Interface dataset entries:
════════════════════

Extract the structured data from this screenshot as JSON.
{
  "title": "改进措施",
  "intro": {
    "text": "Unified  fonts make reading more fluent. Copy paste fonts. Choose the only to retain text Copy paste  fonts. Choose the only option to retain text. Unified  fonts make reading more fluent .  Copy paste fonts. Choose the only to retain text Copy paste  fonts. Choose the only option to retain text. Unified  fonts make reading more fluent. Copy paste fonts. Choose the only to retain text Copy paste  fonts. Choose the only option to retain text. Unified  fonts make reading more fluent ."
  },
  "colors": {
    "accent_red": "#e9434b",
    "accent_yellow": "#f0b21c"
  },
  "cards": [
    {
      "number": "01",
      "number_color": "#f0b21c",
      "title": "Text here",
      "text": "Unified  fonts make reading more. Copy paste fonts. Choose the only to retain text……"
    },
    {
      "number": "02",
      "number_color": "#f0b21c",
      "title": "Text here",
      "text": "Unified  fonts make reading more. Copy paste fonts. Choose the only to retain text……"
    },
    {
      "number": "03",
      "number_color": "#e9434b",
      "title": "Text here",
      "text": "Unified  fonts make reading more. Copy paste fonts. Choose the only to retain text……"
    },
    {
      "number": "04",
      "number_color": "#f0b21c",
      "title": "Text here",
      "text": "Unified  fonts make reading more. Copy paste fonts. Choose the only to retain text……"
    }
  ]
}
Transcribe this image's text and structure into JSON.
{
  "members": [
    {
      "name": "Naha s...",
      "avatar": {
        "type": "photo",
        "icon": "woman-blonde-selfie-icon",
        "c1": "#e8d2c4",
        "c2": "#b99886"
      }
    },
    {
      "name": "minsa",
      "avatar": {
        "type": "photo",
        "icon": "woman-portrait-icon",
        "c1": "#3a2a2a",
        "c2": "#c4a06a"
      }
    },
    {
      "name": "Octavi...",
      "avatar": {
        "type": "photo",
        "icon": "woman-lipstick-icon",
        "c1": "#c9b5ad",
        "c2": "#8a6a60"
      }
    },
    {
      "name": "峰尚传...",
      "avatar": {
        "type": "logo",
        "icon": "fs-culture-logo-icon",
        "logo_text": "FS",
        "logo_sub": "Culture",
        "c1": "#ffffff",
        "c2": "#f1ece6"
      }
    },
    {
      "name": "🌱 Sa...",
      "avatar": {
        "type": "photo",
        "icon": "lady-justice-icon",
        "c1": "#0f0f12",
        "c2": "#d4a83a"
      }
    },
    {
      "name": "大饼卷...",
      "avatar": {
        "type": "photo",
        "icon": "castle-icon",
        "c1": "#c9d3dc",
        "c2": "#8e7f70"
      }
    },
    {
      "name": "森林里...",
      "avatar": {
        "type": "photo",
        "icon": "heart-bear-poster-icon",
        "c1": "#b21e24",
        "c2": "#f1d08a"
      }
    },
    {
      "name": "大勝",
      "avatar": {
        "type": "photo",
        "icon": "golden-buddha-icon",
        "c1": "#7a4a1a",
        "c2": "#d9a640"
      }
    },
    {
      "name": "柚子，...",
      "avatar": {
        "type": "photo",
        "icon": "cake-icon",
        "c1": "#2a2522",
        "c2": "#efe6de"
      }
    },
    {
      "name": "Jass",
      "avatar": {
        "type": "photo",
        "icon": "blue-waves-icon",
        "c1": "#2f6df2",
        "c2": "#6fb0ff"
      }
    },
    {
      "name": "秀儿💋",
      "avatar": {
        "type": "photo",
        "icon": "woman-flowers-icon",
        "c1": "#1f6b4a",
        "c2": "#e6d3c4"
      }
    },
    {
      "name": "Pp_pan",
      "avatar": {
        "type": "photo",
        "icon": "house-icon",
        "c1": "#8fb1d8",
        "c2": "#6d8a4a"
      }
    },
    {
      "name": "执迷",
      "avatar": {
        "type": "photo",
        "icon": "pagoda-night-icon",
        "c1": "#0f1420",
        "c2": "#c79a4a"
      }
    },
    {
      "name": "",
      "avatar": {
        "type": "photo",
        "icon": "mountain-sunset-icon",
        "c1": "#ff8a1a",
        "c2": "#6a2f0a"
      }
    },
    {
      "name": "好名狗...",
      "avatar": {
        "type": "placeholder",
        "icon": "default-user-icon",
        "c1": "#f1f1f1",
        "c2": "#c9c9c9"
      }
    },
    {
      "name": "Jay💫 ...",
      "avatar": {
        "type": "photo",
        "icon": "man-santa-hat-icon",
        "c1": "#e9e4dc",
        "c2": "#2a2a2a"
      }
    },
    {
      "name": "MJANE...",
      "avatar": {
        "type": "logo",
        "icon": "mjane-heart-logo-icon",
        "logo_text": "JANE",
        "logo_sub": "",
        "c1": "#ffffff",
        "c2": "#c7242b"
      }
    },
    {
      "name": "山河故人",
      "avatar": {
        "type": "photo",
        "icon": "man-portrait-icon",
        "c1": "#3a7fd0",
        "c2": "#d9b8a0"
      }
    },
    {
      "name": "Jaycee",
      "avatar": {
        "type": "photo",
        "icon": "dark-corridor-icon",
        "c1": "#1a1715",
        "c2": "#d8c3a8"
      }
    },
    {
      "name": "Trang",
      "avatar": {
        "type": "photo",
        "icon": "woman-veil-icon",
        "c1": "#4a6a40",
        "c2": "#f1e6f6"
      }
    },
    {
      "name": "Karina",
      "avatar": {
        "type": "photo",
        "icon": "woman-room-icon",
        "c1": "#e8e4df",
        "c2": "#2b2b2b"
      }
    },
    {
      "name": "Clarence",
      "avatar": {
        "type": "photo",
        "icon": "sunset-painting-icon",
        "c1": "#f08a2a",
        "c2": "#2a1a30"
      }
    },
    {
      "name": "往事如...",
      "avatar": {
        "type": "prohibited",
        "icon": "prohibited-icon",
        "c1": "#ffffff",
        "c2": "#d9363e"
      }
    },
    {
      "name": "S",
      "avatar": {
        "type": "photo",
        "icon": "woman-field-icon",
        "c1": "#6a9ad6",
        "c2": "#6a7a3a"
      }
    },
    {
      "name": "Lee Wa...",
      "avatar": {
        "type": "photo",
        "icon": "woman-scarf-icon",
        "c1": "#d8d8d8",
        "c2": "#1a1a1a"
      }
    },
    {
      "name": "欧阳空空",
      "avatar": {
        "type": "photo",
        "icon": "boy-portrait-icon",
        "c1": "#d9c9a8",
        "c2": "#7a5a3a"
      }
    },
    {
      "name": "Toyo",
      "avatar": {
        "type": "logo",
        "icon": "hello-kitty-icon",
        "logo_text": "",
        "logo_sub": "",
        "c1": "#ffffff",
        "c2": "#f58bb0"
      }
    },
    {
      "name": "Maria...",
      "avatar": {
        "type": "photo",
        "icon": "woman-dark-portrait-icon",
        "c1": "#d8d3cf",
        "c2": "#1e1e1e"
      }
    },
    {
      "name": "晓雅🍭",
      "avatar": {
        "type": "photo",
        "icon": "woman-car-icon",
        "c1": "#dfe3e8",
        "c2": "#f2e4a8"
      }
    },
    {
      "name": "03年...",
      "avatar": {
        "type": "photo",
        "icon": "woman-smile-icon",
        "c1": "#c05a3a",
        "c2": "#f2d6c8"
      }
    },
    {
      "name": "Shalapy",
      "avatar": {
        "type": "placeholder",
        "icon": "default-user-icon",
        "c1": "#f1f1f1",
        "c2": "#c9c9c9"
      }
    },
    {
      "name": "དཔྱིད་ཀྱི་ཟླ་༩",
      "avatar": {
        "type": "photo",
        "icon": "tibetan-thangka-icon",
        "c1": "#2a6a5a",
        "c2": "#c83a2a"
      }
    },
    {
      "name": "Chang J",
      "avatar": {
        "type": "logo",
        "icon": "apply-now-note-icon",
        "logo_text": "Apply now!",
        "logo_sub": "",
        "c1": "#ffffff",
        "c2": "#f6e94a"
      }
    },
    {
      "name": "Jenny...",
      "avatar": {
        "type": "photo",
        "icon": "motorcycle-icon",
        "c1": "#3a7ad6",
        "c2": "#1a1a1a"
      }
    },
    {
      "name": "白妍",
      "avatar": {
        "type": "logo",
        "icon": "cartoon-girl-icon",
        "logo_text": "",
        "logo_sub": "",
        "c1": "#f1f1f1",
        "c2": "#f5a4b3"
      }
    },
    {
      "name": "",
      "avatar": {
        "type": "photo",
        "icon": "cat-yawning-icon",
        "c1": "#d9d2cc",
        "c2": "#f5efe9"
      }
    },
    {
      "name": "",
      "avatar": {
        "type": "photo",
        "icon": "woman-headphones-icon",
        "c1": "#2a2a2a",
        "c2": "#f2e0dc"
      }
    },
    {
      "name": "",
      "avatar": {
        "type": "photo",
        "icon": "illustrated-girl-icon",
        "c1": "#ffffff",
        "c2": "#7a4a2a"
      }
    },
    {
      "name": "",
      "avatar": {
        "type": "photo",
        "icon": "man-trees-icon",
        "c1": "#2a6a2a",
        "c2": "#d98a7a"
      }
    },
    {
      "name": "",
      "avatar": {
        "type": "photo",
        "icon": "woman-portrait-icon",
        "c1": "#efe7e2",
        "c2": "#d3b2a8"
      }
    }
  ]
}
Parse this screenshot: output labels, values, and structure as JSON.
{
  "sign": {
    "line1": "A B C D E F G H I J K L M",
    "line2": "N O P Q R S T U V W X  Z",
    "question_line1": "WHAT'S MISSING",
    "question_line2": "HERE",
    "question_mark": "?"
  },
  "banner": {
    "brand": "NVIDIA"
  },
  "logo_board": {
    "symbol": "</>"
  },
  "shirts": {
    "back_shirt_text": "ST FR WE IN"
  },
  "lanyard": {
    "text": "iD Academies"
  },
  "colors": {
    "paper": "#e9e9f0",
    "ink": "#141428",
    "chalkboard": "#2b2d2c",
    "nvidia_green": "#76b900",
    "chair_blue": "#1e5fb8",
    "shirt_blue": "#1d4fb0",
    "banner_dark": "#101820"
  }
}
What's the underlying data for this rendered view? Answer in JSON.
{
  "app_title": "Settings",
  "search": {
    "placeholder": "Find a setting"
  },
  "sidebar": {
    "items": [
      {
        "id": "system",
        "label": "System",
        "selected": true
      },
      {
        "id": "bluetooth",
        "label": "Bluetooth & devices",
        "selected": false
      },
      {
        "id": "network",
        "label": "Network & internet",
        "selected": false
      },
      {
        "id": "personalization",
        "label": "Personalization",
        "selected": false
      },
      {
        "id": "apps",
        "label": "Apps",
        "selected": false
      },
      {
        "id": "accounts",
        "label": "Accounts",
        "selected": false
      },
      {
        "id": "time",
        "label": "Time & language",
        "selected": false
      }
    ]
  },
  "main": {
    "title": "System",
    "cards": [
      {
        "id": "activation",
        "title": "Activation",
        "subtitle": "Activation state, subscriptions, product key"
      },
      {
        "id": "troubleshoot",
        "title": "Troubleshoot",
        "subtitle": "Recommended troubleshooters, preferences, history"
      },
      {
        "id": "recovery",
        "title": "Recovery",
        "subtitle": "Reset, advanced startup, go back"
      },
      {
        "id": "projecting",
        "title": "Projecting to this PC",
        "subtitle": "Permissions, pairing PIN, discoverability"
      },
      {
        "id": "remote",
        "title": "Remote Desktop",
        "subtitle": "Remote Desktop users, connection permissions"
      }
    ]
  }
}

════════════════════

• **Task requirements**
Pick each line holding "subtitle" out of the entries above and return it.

• **Response for this exercise**
        "subtitle": "Activation state, subscriptions, product key"
        "subtitle": "Recommended troubleshooters, preferences, history"
        "subtitle": "Reset, advanced startup, go back"
        "subtitle": "Permissions, pairing PIN, discoverability"
        "subtitle": "Remote Desktop users, connection permissions"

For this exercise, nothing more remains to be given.